Web page and app entries:
^^^^^^^^^^^^^^^^

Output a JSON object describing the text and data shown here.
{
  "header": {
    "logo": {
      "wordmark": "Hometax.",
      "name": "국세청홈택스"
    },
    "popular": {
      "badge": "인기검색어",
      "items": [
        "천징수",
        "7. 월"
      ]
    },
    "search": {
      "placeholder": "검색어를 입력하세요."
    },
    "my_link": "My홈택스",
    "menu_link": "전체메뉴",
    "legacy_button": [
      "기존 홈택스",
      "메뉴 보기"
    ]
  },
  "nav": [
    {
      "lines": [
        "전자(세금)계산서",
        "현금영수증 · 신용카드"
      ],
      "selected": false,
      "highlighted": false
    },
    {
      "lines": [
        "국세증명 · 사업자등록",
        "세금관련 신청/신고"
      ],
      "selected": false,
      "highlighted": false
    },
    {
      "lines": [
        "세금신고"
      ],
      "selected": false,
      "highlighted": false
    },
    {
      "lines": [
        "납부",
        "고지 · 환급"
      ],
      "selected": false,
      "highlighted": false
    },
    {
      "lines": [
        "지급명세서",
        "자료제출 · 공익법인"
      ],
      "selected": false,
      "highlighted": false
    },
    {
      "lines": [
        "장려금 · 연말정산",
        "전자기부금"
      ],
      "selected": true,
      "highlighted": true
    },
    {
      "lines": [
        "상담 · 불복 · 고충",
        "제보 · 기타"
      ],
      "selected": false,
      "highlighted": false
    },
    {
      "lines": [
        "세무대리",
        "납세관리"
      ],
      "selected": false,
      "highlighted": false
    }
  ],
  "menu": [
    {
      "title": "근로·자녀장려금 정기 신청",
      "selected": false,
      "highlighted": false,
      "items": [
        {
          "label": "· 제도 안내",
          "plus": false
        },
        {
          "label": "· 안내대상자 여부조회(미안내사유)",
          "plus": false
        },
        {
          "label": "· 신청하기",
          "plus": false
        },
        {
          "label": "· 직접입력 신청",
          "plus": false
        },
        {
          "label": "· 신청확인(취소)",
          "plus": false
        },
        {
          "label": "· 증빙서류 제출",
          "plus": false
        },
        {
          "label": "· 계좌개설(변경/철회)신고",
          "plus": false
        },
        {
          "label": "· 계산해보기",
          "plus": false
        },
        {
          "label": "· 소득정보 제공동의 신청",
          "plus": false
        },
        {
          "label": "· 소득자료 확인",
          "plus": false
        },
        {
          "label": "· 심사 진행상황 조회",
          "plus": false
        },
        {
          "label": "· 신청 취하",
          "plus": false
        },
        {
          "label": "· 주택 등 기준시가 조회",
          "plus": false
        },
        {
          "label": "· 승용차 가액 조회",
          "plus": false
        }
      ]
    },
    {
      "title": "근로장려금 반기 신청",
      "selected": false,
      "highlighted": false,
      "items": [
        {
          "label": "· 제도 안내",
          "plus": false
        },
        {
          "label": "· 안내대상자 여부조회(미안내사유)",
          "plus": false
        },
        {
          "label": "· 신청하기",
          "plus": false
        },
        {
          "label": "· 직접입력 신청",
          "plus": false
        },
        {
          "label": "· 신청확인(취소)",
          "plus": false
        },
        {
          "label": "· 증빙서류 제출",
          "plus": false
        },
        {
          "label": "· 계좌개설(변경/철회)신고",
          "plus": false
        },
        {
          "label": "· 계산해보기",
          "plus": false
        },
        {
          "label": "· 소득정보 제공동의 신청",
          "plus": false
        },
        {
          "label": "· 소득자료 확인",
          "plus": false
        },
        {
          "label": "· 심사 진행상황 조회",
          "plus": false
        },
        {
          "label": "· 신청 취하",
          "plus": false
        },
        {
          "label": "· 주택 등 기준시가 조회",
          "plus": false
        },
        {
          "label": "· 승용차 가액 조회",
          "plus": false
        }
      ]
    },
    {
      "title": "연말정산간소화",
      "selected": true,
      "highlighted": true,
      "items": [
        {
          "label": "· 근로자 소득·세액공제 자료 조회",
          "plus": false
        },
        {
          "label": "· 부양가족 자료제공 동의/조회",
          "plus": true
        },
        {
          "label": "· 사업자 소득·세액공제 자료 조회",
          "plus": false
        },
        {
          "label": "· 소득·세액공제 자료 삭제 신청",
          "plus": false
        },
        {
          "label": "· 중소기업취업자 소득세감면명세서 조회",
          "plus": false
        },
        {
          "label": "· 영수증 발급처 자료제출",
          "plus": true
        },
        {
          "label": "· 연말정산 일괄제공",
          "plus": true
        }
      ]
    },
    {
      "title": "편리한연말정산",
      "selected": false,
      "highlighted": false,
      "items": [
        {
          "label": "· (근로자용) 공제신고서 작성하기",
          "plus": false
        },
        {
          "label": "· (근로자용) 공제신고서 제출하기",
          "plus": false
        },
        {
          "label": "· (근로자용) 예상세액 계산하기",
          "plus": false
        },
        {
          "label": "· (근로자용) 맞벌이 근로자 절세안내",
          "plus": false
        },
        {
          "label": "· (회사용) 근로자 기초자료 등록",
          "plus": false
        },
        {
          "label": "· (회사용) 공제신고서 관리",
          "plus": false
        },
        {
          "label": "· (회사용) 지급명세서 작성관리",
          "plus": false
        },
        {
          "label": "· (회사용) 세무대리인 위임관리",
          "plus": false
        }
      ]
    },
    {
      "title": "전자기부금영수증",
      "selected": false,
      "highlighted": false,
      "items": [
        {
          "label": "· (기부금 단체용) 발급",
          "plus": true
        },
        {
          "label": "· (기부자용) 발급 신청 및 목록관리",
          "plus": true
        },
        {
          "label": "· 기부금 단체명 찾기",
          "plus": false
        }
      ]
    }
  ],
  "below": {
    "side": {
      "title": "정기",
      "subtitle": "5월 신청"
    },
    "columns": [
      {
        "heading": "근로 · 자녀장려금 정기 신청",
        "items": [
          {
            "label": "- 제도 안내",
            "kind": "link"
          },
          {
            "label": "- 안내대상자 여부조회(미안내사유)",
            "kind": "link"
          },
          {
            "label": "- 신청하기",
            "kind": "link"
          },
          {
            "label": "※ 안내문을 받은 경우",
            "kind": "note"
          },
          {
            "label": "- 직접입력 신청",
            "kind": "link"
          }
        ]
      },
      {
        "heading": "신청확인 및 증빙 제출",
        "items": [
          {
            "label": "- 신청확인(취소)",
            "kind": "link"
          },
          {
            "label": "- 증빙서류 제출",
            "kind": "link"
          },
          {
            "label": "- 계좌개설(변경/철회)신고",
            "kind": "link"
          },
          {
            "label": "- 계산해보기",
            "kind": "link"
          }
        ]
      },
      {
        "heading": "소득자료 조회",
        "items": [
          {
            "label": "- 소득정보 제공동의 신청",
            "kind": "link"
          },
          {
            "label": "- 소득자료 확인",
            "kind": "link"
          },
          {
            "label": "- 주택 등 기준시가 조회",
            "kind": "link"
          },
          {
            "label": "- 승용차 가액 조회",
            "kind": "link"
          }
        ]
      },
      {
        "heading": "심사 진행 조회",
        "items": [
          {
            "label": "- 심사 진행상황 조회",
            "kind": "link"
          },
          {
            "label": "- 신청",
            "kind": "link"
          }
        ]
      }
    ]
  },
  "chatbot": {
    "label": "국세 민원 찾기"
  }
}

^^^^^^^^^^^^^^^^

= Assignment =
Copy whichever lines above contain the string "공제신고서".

= Solution below =
          "label": "· (근로자용) 공제신고서 작성하기",
          "label": "· (근로자용) 공제신고서 제출하기",
          "label": "· (회사용) 공제신고서 관리",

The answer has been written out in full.